1. Apply What You’ve Learned – Planning for Health Care Expenses
Scenario: You are single and 35 years old. You are thinking of leaving your employer in January 2015 and becoming self-employed. However, replacing the insurance you currently receive through your employer is a big concern. You have saved a nice nest egg, but you know that the medical costs from one serious accident or the development of a serious medical condition could wipe out your savings. You estimate your net income will be $34,000 in your first year of self-employment. You are looking to enroll in health care through the health insurance marketplace. The estimated benchmark premium in your state for a 35-year-old is $3,000 per year. You are responsible for paying 7.50% of your income for health insurance. You are also considering purchasing disability insurance and long-term care insurance in case something happens in which you are no longer able to work or care for yourself.
Think about the Affordable Care Act (ACA) and answer the following questions:
1. If you choose to not enroll in a health insurance plan during 2015, your tax penalty under the Affordable Care Act (ACA) will be the greater of either $165, $325, $650, $975 or 2.0%, 1%, 1.5%, 2.5% of your gross income.
2. If you are subject to the tax penalty, it will be paid: (Pick One)
quarterly when the IRS sends you a bill

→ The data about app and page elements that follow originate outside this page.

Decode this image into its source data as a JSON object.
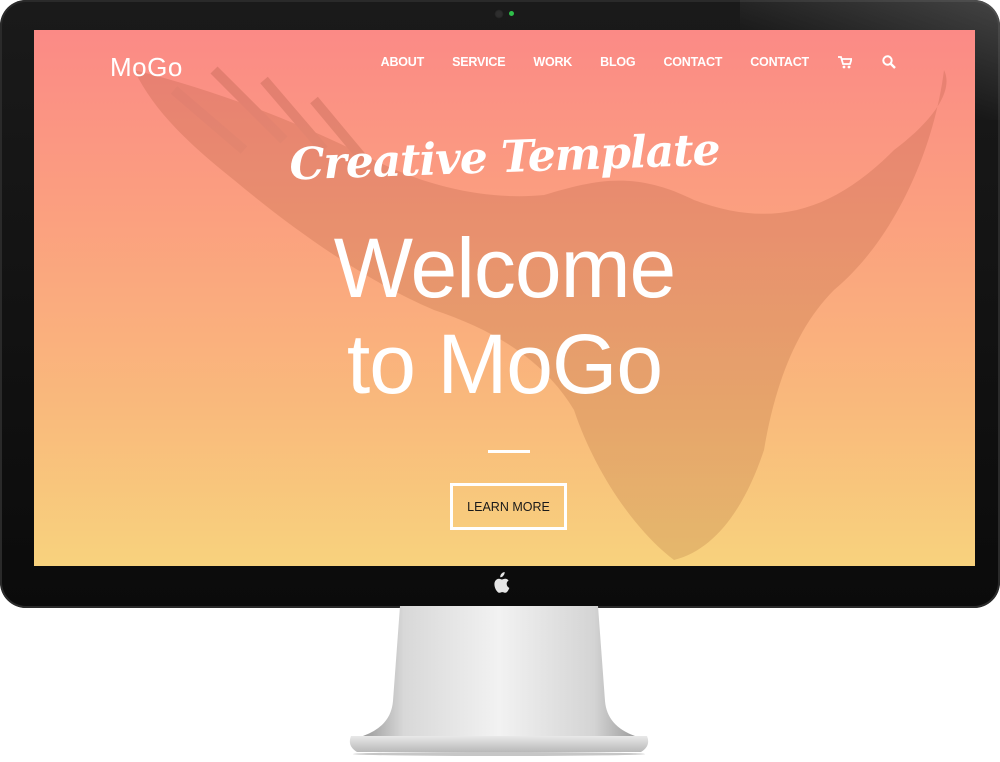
{
  "header": {
    "logo": "MoGo",
    "nav": [
      {
        "label": "ABOUT"
      },
      {
        "label": "SERVICE"
      },
      {
        "label": "WORK"
      },
      {
        "label": "BLOG"
      },
      {
        "label": "CONTACT"
      },
      {
        "label": "CONTACT"
      }
    ],
    "icons": [
      "cart-icon",
      "search-icon"
    ]
  },
  "hero": {
    "script_title": "Creative Template",
    "heading_line1": "Welcome",
    "heading_line2": "to MoGo",
    "cta_label": "LEARN MORE"
  },
  "colors": {
    "gradient_top": "#fb8a86",
    "gradient_bottom": "#f8d27d",
    "text": "#ffffff"
  },
  "device": {
    "type": "desktop-monitor",
    "badge": "apple-logo-icon"
  }
}
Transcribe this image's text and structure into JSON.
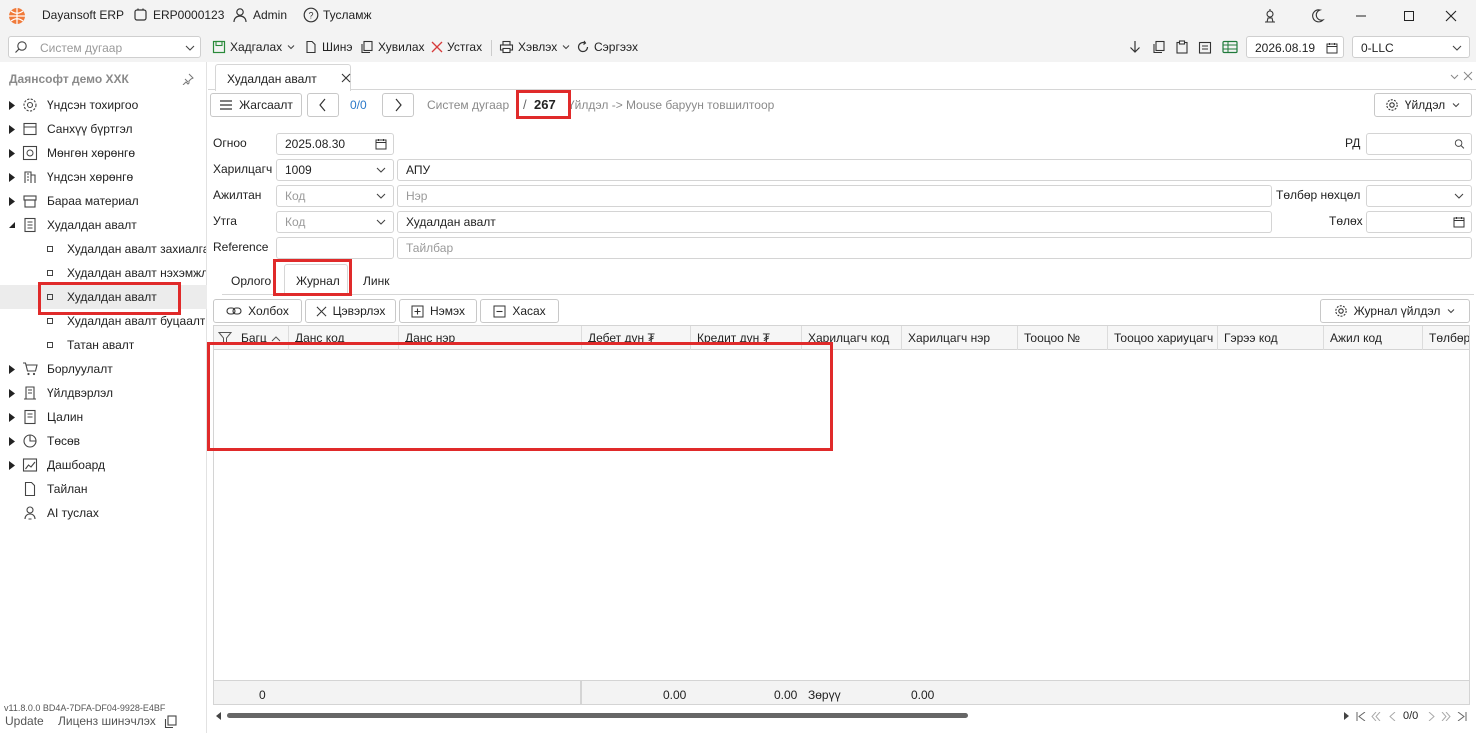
{
  "titlebar": {
    "app_name": "Dayansoft ERP",
    "erp_code": "ERP0000123",
    "user": "Admin",
    "help": "Тусламж"
  },
  "toolbar": {
    "search_placeholder": "Систем дугаар",
    "save": "Хадгалах",
    "new": "Шинэ",
    "copy": "Хувилах",
    "delete": "Устгах",
    "print": "Хэвлэх",
    "refresh": "Сэргээх",
    "date": "2026.08.19",
    "company": "0-LLC"
  },
  "sidebar": {
    "company": "Даянсофт демо ХХК",
    "items": [
      {
        "label": "Үндсэн тохиргоо",
        "icon": "gear-icon",
        "expand": "▸"
      },
      {
        "label": "Санхүү бүртгэл",
        "icon": "ledger-icon",
        "expand": "▸"
      },
      {
        "label": "Мөнгөн хөрөнгө",
        "icon": "money-icon",
        "expand": "▸"
      },
      {
        "label": "Үндсэн хөрөнгө",
        "icon": "building-icon",
        "expand": "▸"
      },
      {
        "label": "Бараа материал",
        "icon": "inventory-icon",
        "expand": "▸"
      },
      {
        "label": "Худалдан авалт",
        "icon": "purchase-icon",
        "expand": "▾"
      },
      {
        "label": "Худалдан авалт захиалга",
        "icon": "leaf-icon",
        "expand": ""
      },
      {
        "label": "Худалдан авалт нэхэмжлэх",
        "icon": "leaf-icon",
        "expand": ""
      },
      {
        "label": "Худалдан авалт",
        "icon": "leaf-icon",
        "expand": ""
      },
      {
        "label": "Худалдан авалт буцаалт",
        "icon": "leaf-icon",
        "expand": ""
      },
      {
        "label": "Татан авалт",
        "icon": "leaf-icon",
        "expand": ""
      },
      {
        "label": "Борлуулалт",
        "icon": "cart-icon",
        "expand": "▸"
      },
      {
        "label": "Үйлдвэрлэл",
        "icon": "factory-icon",
        "expand": "▸"
      },
      {
        "label": "Цалин",
        "icon": "salary-icon",
        "expand": "▸"
      },
      {
        "label": "Төсөв",
        "icon": "budget-icon",
        "expand": "▸"
      },
      {
        "label": "Дашбоард",
        "icon": "dashboard-icon",
        "expand": "▸"
      },
      {
        "label": "Тайлан",
        "icon": "report-icon",
        "expand": ""
      },
      {
        "label": "AI туслах",
        "icon": "ai-icon",
        "expand": ""
      }
    ],
    "version": "v11.8.0.0  BD4A-7DFA-DF04-9928-E4BF",
    "update": "Update",
    "license": "Лиценз шинэчлэх"
  },
  "tab": {
    "title": "Худалдан авалт"
  },
  "doc": {
    "list_btn": "Жагсаалт",
    "nav_count": "0/0",
    "sys_no_label": "Систем дугаар",
    "slash": "/",
    "sys_no": "267",
    "hint": "Үйлдэл -> Mouse баруун товшилтоор",
    "action_btn": "Үйлдэл"
  },
  "form": {
    "date_label": "Огноо",
    "date": "2025.08.30",
    "partner_label": "Харилцагч",
    "partner_code": "1009",
    "partner_name": "АПУ",
    "employee_label": "Ажилтан",
    "employee_code_ph": "Код",
    "employee_name_ph": "Нэр",
    "warehouse_label": "Утга",
    "warehouse_code_ph": "Код",
    "warehouse_desc": "Худалдан авалт",
    "reference_label": "Reference",
    "note_ph": "Тайлбар",
    "rd_label": "РД",
    "payment_label": "Төлбөр нөхцөл",
    "pay_label": "Төлөх"
  },
  "subtabs": [
    "Орлого",
    "Журнал",
    "Линк"
  ],
  "journal": {
    "link_btn": "Холбох",
    "clear_btn": "Цэвэрлэх",
    "add_btn": "Нэмэх",
    "remove_btn": "Хасах",
    "action_btn": "Журнал үйлдэл",
    "columns": [
      "Багц",
      "Данс код",
      "Данс нэр",
      "Дебет дүн ₮",
      "Кредит дүн ₮",
      "Харилцагч код",
      "Харилцагч нэр",
      "Тооцоо №",
      "Тооцоо хариуцагч",
      "Гэрээ код",
      "Ажил код",
      "Төлбөр"
    ],
    "footer": {
      "count": "0",
      "debit": "0.00",
      "credit": "0.00",
      "diff_label": "Зөрүү",
      "diff": "0.00"
    },
    "pager": "0/0"
  }
}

by monthly automatic withdrawals from your checking account
on your income tax return
3. The tax penalty applies to each year, month, or day that you do not have coverage for health insurance coverage for yourself or a member of your household. You are, however, allowed a maximum gap of six, three, one, or fourmonths before becoming subject to the penalty tax.
4. Under the ACA and the new rules of the health insurance marketplace, the factors that may be used to determine your health insurance premium can include all of the following except: Check all that apply.
the current state of your health
any preexisting health conditions
the number of people in your family
the state in which you live
5. For an insurance plan to meet the federal government’s standard of a qualified healthcare plan, it must provide ten essential benefits. Among these essential benefits are: Check all that apply.
Pediatric services, including dental and vision care
Mental health and substance abuse services
Illegal drug coverage
Prescription drug coverage
6. The ACA provides for several different tiers of plans to be available through the various federal and state healthcare exchanges. At your age, you can select any one of the plans except for the bronze, platinum, silver, gold, or catastrphic plan, which covers 60%, 80%, 70%, 90% of the insured’s out-of-pocket medical costs.
7. As the plans’ tiers progress from bronze to silver to gold to platinum, (1) the percentage of out-of-pocket costs covered by each tier decreases or increases, and (2) the cost of the plans included in each of the tiers will decrease or incrase? .
8. You expecting to pay 6.00%, 7.00% , 7.50%, 8.00% of your income (pre-tax) for your health insurance if it is obtained through a federal or state healthcare exchange. The ACA allows for several types of tax credit subsidies, including income-based tax credits. One such credit can be based on a benchmark premium, which in your current situation, is worth $4,000, $3,000, $2,500, $3,500 and equal to the cost of the second-lowest-cost silver, most expensive bronze, second-lowest-cost platinum, most expensive goldplan in your geographic area.
9. Therefore, the amount of the tax credit is expected to be $450, $473, $900, $428, and means that you should expect to pay $473, $38, $900, $428 per month on an after-tax basis (rounded to the nearest whole dollar) for your health insurance coverage.
10. One possible solution to the lack of health insurance if you elect to leave your current job is to rely on COBRA coverage. Which of the following statements regarding COBRA and its provisions is true? Check all that apply.
You must exercise your COBRA rights within 90 days after you leave your former employment.
COBRA rules apply if your employer has more than 20 employees.
Under COBRA, you can remain a member of your group health plan for up to 18 months after you leave the job provided that other restrictions are met.
To receive healthcare benefits under your former employer’s plan, you must pay the entire premium (your and the employer’s portion) plus an administrative fee.
You make changes in your health insurance coverage either during the even months of the year (February, April, June, etc.), during the odd months of the year (January, March, May, etc.), during the open enrollment period or if you or your family experiences a defined important family event.